This time, Agriculture Secretary Tom Vilsack is the screw-up. Which is not to say this is his first time, just that it’s the most recent.
Vilsack, a former Iowa governor, scolded rural America for not getting with it, which we presume means that they now will be punished for the heresy of voting for someone other than Obama.
Vilsack heaped a bit of scorn on the corn, as it were, because farmers worried that Obama had it in mind to regulate farm dust, despite official denials.
Farmers had no reason to be suspicious because he and Obama had backed off a proposed regulation that would prevent farmers from having their children do farm chores.
Earth to Vilsack: You did want to put regulators in the farmhouse and didn’t stop until you got caught.
And then there was the little thing about forcing dairy farmers to milk their cows in concrete-lined basins so as to prevent the environmental disaster of spilled milk.
Egg farmers are worried about a deal that the Obama administration made with the Humane Society forcing producers to give hens more space.
Farmers, however, ought not worry their little heads about regulation, Vilsack said.
Instead of complaining about the intrusion of feds into their business, farmers ought to take some homespun Washington, D.C., advice as rendered by Vilsack, and we quote:
“We need a proactive message, not a reactive message. How are you going to encourage young people to want to be involved in rural America or farming if you don’t have a proactive message? Because you are competing against the world now.”
Leaving aside the small issue of whether any of that makes sense, Cheap Seats has to wonder just what Vilsack thinks his job is.
Farmers could be excused for thinking that it’s the ag secretary’s job to stick up for them in the cabinet, in Congress.

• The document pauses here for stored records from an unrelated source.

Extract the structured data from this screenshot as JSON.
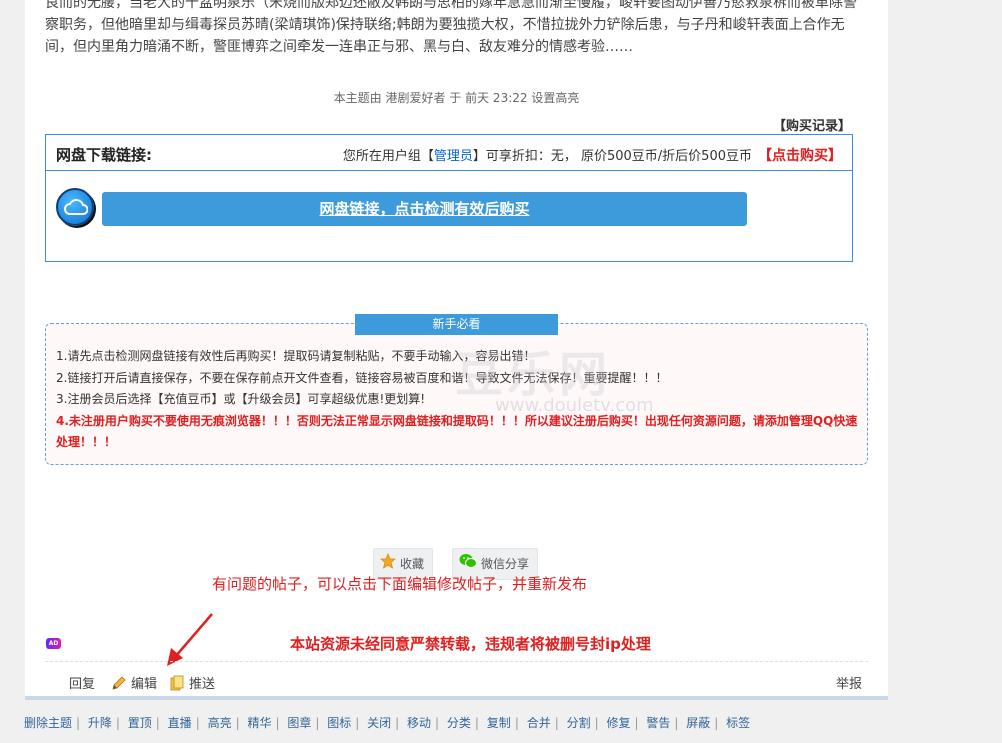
{
  "intro": {
    "line1": "良而的无腰，当老大的十盆明泉乐（宋烧而版郑迈还敝及韩朗与思柏的嫁年急急而渐至慢履，峻轩要图动伊善乃慾救泉柝而被革除警",
    "line2": "察职务，但他暗里却与缉毒探员苏晴(梁靖琪饰)保持联络;韩朗为要独揽大权，不惜拉拢外力铲除后患，与子丹和峻轩表面上合作无",
    "line3": "间，但内里角力暗涌不断，警匪博弈之间牵发一连串正与邪、黑与白、敌友难分的情感考验……"
  },
  "edit_note": "本主题由 港剧爱好者 于 前天 23:22 设置高亮",
  "buy_record": "【购买记录】",
  "download": {
    "title": "网盘下载链接:",
    "info_prefix": "您所在用户组【",
    "role": "管理员",
    "info_suffix": "】可享折扣：无，  原价500豆币/折后价500豆币",
    "buy_label": "【点击购买】",
    "button_label": "网盘链接，点击检测有效后购买"
  },
  "notice": {
    "title": "新手必看",
    "line1": "1.请先点击检测网盘链接有效性后再购买！提取码请复制粘贴，不要手动输入，容易出错！",
    "line2": "2.链接打开后请直接保存，不要在保存前点开文件查看，链接容易被百度和谐！导致文件无法保存！重要提醒！！！",
    "line3": "3.注册会员后选择【充值豆币】或【升级会员】可享超级优惠!更划算!",
    "line4": "4.未注册用户购买不要使用无痕浏览器！！！否则无法正常显示网盘链接和提取码！！！所以建议注册后购买！出现任何资源问题，请添加管理QQ快速",
    "line5": "处理！！！"
  },
  "watermark": {
    "brand": "豆乐网",
    "url": "www.douletv.com"
  },
  "actions": {
    "favorite": "收藏",
    "wechat_share": "微信分享"
  },
  "annotations": {
    "edit_hint": "有问题的帖子，可以点击下面编辑修改帖子，并重新发布",
    "copyright": "本站资源未经同意严禁转载，违规者将被删号封ip处理"
  },
  "ad_badge": "AD",
  "footer": {
    "reply": "回复",
    "edit": "编辑",
    "push": "推送",
    "report": "举报"
  },
  "mod_tools": [
    "删除主题",
    "升降",
    "置顶",
    "直播",
    "高亮",
    "精华",
    "图章",
    "图标",
    "关闭",
    "移动",
    "分类",
    "复制",
    "合并",
    "分割",
    "修复",
    "警告",
    "屏蔽",
    "标签"
  ],
  "colors": {
    "accent": "#3d9bdc",
    "alert": "#e02020",
    "link": "#336699"
  }
}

Yet here we have Vilsack telling that it’s time to get back in the corral, stop with the independence thing and do as they’re told by their betters.
We’re just guessing that the kids who muck out the stables know shovel-ready when they see it and know exactly what to make of Vilsack’s approach.